Note that styck and stycken aren't really the same word – styck is used e.g. to say De kostar fem kronor styck 'They cost 5SEK a piece' and stycken is used like here.
I have found (in Skåne at least!) that it is applied to people all the time! Especially in written form. eg. Meet us at the pub? Vi är 5st. Or various other situations. People often just say Vi är 5 as well though.
I was kinda surprised how often I have come across it. Despite having read here that it could be used for people I was still uncomfortable with using it for the reason Baba7249 describes. Getting used to it now though.
With the caveat that I am not a native speaker - still learning and am terrible at actually speaking Swedish - I will give this a shot!
Att finnas is to exist - att finnas, finns, fanns, har funnits.
Att vara is to be - att vara, är, var, har varit.
So, "det finns" has more of a permanence to it than "det är" and tends to be used for things that are more... well... permanent! Whilst "det är" is used for more temporary things.
- "Det finns många hus i den här byn." (There are many houses in this village)
vs. "Det är en fågel i sovrummet!" (There is a bird in the bedroom!)
But it is not a hard and fast rule, just something that you become increasingly familiar with the more you use Swedish and sometimes the idiomatic usage is not obvious!
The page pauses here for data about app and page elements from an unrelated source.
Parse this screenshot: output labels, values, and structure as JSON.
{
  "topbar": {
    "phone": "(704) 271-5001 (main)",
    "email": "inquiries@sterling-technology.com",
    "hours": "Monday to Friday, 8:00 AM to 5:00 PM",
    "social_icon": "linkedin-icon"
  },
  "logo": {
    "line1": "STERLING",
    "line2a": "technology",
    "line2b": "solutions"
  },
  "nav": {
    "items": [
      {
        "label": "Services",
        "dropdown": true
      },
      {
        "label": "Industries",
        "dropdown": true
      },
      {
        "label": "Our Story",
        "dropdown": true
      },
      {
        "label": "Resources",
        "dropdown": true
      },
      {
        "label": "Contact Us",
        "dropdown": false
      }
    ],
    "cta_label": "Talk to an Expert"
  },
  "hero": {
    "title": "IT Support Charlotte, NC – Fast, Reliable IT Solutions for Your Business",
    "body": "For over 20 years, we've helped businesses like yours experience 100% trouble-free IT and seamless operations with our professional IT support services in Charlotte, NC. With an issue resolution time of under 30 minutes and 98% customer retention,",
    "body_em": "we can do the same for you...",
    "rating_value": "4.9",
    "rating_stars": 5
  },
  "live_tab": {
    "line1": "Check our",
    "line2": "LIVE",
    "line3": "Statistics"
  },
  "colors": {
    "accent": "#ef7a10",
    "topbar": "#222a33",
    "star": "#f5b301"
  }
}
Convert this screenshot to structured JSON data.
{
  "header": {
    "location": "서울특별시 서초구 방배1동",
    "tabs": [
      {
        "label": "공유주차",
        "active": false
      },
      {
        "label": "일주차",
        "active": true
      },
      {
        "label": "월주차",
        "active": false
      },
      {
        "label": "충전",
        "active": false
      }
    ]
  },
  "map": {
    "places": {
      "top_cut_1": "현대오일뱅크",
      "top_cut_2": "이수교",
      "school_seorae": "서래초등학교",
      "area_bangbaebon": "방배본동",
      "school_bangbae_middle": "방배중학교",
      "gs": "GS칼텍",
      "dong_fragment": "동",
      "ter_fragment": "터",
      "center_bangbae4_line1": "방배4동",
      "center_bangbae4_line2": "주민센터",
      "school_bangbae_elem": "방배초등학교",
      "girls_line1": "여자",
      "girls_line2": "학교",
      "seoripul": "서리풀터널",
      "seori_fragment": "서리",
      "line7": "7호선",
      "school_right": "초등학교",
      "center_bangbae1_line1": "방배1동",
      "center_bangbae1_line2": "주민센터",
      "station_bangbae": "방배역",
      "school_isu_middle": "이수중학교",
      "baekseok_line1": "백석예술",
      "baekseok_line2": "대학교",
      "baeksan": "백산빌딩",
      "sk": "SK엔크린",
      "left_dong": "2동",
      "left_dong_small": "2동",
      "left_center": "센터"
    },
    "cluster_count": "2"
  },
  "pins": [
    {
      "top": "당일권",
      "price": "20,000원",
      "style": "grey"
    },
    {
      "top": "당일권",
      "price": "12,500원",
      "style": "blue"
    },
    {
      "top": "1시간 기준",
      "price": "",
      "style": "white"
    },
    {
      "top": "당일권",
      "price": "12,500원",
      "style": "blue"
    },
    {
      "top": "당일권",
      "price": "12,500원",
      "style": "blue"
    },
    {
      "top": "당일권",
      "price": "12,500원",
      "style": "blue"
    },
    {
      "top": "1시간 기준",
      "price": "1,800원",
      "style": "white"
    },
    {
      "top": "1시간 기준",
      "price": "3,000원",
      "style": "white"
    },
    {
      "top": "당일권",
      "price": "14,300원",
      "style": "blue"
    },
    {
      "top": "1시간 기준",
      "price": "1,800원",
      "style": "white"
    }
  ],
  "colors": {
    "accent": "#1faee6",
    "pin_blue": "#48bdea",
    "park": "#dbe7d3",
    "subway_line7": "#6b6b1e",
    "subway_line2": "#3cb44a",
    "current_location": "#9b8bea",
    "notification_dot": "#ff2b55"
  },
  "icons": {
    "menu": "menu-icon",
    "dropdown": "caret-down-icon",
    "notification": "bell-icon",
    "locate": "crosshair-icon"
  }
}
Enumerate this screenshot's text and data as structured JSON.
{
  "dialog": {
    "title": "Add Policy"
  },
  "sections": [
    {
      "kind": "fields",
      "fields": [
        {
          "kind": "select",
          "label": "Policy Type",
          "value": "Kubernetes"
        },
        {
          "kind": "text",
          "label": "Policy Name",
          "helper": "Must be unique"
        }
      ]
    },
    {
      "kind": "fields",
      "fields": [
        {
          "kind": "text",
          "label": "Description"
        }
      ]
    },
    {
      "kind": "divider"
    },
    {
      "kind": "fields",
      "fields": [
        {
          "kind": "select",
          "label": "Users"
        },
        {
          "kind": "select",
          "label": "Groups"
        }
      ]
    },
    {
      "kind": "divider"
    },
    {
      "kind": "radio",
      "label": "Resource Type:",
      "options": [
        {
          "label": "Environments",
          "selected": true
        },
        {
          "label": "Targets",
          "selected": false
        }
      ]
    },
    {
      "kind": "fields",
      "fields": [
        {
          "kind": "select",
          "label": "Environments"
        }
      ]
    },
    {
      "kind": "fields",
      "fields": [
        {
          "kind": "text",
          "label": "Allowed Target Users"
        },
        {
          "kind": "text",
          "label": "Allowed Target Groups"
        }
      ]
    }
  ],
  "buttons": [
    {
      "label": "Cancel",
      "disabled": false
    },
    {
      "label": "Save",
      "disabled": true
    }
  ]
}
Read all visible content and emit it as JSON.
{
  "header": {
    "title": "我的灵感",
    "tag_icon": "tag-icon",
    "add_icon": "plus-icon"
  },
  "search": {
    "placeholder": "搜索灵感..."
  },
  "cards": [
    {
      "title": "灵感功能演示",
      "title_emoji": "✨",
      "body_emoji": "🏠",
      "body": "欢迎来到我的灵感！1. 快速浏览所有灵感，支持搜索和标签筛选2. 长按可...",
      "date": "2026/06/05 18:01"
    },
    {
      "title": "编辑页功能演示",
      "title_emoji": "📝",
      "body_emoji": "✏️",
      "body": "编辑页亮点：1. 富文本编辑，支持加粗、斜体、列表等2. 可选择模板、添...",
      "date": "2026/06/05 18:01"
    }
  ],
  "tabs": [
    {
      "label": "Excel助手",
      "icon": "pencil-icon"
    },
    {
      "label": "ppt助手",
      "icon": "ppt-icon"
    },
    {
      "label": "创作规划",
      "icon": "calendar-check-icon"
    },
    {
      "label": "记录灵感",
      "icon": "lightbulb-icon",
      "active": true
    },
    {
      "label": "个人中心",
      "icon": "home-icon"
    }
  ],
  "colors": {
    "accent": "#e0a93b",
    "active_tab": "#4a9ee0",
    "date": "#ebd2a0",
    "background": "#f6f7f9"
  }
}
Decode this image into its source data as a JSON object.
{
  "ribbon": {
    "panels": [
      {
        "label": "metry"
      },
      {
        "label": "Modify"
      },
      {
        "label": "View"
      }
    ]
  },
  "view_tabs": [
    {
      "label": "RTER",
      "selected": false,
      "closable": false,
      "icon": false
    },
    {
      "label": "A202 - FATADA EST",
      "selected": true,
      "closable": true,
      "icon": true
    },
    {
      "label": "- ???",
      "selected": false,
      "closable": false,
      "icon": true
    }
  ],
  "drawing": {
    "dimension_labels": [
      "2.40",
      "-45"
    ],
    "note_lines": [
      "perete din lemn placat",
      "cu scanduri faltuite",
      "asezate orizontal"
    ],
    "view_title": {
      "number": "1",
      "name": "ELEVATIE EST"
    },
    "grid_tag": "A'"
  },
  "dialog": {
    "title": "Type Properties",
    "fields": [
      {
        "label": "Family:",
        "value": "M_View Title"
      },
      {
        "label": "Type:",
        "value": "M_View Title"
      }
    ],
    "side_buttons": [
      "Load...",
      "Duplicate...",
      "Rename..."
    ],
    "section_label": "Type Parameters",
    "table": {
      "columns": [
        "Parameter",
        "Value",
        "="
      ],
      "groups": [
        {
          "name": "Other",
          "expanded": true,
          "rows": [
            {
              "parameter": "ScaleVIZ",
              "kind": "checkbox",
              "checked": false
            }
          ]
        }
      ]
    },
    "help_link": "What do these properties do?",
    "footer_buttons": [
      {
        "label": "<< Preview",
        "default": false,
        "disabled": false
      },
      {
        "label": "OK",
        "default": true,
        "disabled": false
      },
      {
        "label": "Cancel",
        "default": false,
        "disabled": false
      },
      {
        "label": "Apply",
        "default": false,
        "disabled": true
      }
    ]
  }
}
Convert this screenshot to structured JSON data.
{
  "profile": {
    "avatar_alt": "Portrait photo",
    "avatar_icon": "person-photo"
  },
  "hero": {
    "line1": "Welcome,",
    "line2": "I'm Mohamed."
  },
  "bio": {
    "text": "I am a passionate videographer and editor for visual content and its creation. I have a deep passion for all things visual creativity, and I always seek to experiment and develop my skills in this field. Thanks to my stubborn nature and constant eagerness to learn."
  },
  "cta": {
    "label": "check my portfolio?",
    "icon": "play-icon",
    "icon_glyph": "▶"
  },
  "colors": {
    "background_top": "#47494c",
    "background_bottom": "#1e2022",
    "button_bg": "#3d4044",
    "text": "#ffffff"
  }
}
Grammatically they can be used interchangeably generally speaking so even if you get it wrong initially, you will likely be understood even if you sound a little odd!